The Spread of Insecurity from North Africa to the Sahel and the Questioning of French Regional Presence

Today, the global security agenda is concentrated on countries such as Afghanistan, Syria and Iraq, especially within the context of non-state actors. This is also the case for some countries in the African region. Particularly, the developments in the region called the Sahel and the impact of global actors are worthy of attention. From a historical point of view, the environment of insecurity spreading from North Africa to Sub-Saharan countries has created a struggle for influence over countries such as Mauritania, Mali, Chad and Niger, in which actors such as the US, France, Russia and China are directly or indirectly involved.

Terrorist activities in the Sahel belt, which includes nine countries from Senegal to Eritrea, are generally concentrated on the borders of Mali, Burkina Faso and Niger, and in the north of Nigeria, in the region known as the Lake Chad basin. Countries in this region, most of which gained their independence from France and England, are still under the influence of western countries today. However, they are also faced with the challenge of China, which took advantage of the trade vacuum created by western countries, as well as Russia, which has recently re-established military presence in the region after the collapse of the USSR.

The region west of the Sahel, extending from Mauritania to Chad, was one of the safest locations in the world until the early 2000s. The biggest threats faced by those living in this region were predators, drought and famine. Today, however, the region has turned into a breeding ground for terrorism. Terrorist movements gradually spread and became an integral part of the region in the period from the 1990s until the founding of ISIS in 2015. In the following period, terrorist incidentstook place, especially on the borders of Mali, Burkina Faso and Niger, and the struggle of western and local forces against terrorist movements and inter-tribal conflicts continues under the leadership of France.

Following the overthrow of Muammar Gaddafi in Libya in 2010, French military forces settled in the region in 2012 as part of the fight against extremist groups that spread to the north of Mali. In this context, France aimed to eliminate regional security gaps with Operation Serval in 2013, Operation Barkhan in 2014, and peacekeeping and maintenance operations of the European Union (Takuba), United Nations (MINUSMA) and African Union in the following period. The increasing US military presence in the region since 2001, has turned into intelligence support for the relevant operations with France's engagements. Having spread from the north of Mali to the countries west of the Sahel (especially Mali, Niger and Burkina Faso), the origins of these movements date back to Algerian civil war and the demands of the Tuareg people living in these regions.
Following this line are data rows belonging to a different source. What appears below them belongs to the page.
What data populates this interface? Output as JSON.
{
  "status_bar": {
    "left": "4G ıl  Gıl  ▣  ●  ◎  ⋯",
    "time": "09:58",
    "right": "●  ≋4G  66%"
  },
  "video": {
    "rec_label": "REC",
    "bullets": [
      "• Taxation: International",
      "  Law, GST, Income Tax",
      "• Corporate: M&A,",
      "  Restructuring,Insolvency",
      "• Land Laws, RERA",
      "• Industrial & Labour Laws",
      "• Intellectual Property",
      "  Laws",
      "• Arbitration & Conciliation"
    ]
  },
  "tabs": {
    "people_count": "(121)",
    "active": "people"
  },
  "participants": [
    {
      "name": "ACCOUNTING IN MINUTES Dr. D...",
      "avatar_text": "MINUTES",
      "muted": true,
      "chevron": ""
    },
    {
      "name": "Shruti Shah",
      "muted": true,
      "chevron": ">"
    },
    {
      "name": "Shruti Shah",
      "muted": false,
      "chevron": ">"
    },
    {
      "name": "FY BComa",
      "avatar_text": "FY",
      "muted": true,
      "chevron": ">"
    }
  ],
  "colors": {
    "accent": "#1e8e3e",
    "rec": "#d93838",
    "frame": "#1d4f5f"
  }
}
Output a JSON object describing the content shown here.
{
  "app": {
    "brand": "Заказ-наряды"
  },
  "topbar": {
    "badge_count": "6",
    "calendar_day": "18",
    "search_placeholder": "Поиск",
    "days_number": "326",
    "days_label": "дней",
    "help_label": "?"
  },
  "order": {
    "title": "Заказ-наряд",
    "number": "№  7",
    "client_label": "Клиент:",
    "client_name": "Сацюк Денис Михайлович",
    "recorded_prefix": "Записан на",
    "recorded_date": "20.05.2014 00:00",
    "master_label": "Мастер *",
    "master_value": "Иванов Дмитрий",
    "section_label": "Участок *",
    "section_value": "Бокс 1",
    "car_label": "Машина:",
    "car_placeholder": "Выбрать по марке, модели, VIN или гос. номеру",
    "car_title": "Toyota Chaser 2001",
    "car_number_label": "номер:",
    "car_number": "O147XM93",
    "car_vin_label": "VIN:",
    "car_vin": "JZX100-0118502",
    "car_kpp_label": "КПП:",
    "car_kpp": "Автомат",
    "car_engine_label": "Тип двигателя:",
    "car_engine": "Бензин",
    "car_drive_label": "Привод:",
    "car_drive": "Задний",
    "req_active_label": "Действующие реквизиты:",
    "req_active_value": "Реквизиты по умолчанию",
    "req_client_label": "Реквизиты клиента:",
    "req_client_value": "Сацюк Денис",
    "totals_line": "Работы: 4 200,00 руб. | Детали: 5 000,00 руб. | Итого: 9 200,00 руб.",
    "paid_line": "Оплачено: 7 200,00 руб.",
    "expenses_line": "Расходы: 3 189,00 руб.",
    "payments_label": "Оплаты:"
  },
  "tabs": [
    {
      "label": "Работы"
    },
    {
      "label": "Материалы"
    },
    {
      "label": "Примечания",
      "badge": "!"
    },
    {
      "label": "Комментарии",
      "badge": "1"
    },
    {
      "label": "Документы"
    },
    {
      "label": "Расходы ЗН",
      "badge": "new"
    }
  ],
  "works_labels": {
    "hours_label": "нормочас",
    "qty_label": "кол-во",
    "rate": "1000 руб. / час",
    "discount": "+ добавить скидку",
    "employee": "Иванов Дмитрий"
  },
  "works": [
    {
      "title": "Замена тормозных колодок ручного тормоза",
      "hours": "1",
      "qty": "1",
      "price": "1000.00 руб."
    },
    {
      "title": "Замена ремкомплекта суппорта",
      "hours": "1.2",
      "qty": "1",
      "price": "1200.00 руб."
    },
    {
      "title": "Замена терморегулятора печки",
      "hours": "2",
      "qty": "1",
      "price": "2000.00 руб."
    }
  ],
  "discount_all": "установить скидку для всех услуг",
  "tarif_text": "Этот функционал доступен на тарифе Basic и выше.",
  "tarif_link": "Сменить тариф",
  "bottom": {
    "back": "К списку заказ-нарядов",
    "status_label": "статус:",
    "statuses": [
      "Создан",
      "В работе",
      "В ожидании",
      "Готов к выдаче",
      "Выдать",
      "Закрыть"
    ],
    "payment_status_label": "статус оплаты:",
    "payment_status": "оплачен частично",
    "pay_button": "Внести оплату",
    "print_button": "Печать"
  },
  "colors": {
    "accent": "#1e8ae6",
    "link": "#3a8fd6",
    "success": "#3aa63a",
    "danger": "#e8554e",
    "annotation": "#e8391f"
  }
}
This study aims to evaluate the current interactions in the Sahel and the questions over France's presence in the region, following the spread of terrorist movements from North Africa to the Sahel in the historical process. In the study, the origins of the expansion of terrorism in the region will be discussed. The study will then examine the effects of the Libyan War on the mobilitization in the Sahel. Finally, the increasing "terrorist movements" in the region and the questions over the French presence will be put into context.